Public approval for strikers continues as nurses begin two days of industrial action

An NHS sign is blurred in the foreground with a picket line in focus in the background
Support us and go ad-free

Nurses’ strikes are taking place across England today, 18 January, following the government’s ongoing refusal to discuss pay. A second day of strikes will also take place on 19 January. And, a recent poll shows the public support for such action isn’t waning.

The Royal College of Nursing (RCN) accused the government of failing to negotiate seriously on improving their pay deal for the current year. The union said it is campaigning for the pay rise “to help tackle chronic staff shortages”. It said in September 2022 that more than 40,000 nurses had stopped working for the NHS in the previous year.

Before joining a picket line in central London, nurse Anna Swift said:

We take strike action with a heavy heavy heart but a clear mind about what we want to achieve.

It’s time to take some action to say we need better pay, we need better conditions.

A majority of the public still support the nurses’ strikes

As it perpetuates industrial action through its refusal to enter negotiations, the government has also claimed strikes are the reason for a failing NHS. Health secretary Steve Barclay said the strikes will have an “inevitable” strike action will “impact on patients”, and continued:

Patients will understandably be worried by the prospect of further strike action by nurses.

Read on...

He said two days of strikes by nurses in England and Wales in December led to the cancellation of 30,000 elective procedures and outpatient appointments. But Pat Cullen, head of the RCN, said nurses are “the voice of the patient” and has repeatedly urged the government to negotiate over pay to retain beleaguered staff and attract new recruits.
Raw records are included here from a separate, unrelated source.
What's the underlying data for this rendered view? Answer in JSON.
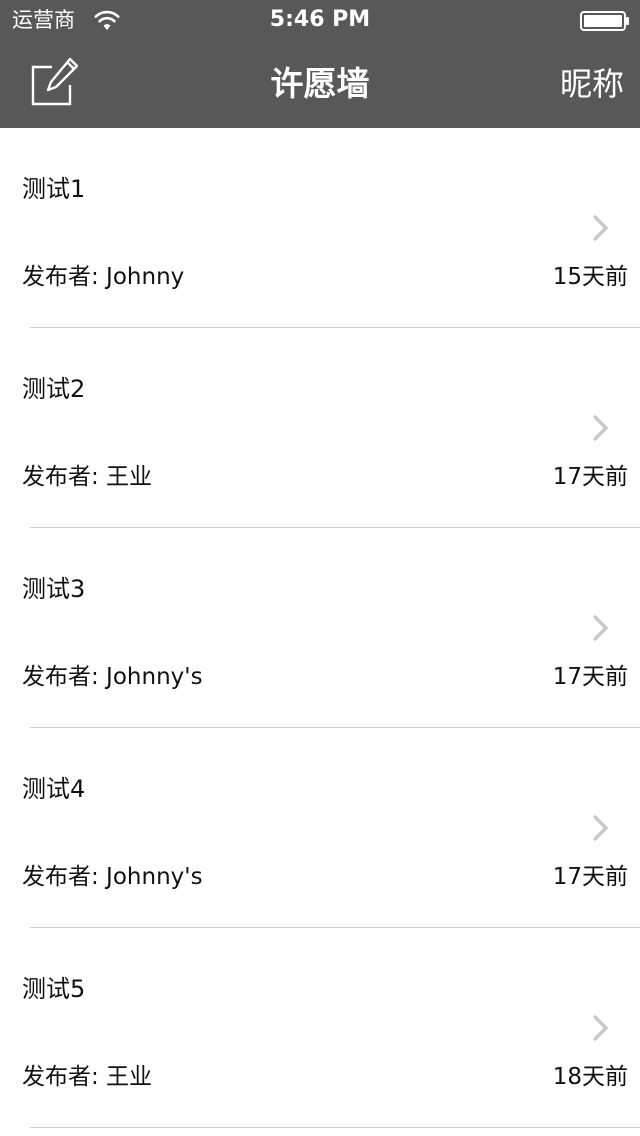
{
  "status_bar": {
    "carrier": "运营商",
    "time": "5:46 PM"
  },
  "nav": {
    "title": "许愿墙",
    "right_button": "昵称",
    "left_icon": "compose-icon"
  },
  "list": {
    "items": [
      {
        "title": "测试1",
        "author": "发布者: Johnny",
        "time": "15天前"
      },
      {
        "title": "测试2",
        "author": "发布者: 王业",
        "time": "17天前"
      },
      {
        "title": "测试3",
        "author": "发布者: Johnny's",
        "time": "17天前"
      },
      {
        "title": "测试4",
        "author": "发布者: Johnny's",
        "time": "17天前"
      },
      {
        "title": "测试5",
        "author": "发布者: 王业",
        "time": "18天前"
      }
    ]
  },
  "colors": {
    "bar_background": "#585858",
    "bar_text": "#ffffff",
    "separator": "#cfcfcf",
    "chevron": "#c7c7cc"
  }
}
Furthermore, polls continue to show widespread support for strikers, including those from the RCN. A YouGov poll published on Tuesday suggested 63% supported their strike despite disruption to NHS services. Meanwhile, an Opinium poll for the Guardian showed 57% support, versus 33% that opposed the action.

The government could end these strikes – if it wanted to

Matthew Taylor, head of the NHS Confederation, which represents state health care providers in England and Wales, on Wednesday urged ministers to renew pay talks with trade unions. He said:

Our message to the government is to give the NHS a fighting chance and do all you can to bring an end to this damaging dispute.

The NHS Confederation estimated this week’s nursing strikes could cause 4,500 cancelled operations and 25,000 cancelled outpatient appointments. However, Cullen pointed out once again that the government has the power to end the strikes:

My olive branch to governments – asking them to meet me halfway and begin negotiations – is still there. They should grab it.

If the government continues refusing to enter negotiations then the RCN will hold further strikes on 6 and 7 February. The union has said the current series of strikes is at the “highest intensity” in its history.

The UN does not suport the Tories’ anti-strike bill

Meanwhile, workers in other sectors of the NHS also have upcoming strikes planned. GMB, which represents ambulance workers, is also expected to announce that it will resume strike action. It tweeted on 17 January that “government silence on pay gives… no option but to strike”. These looming strikes are taking place against the looming backdrop of an ‘anti-strike’ bill that the Tories are pushing through parliament. The bill will legislate a minimum service level during during strikes, requiring some union members to scab or else face dismissal. However, BBC News reported on 18 January that a UN labour body has criticised the UK government over the way it has promoted its bill.

Both prime minister Rishi Sunak and business secretary Grant Shapps have suggested the bill is supported by the International Labour Organisation (ILO). But when asked about it by BBC News, the ILO’s director general, Gilbert Houngbo, said he was “very worried about workers having to accept situations” due to the threat of sackings.

Featured image via Channel 4 News/YouTube screenshot

Additional reporting by Agence France-Presse

We know everyone is suffering under the Tories - but the Canary is a vital weapon in our fight back, and we need your support

The Canary Workers’ Co-op knows life is hard. The Tories are waging a class war against us we’re all having to fight. But like trade unions and community organising, truly independent working-class media is a vital weapon in our armoury.

The Canary doesn’t have the budget of the corporate media. In fact, our income is over 1,000 times less than the Guardian’s. What we do have is a radical agenda that disrupts power and amplifies marginalised communities. But we can only do this with our readers’ support.

So please, help us continue to spread messages of resistance and hope. Even the smallest donation would mean the world to us.

Support us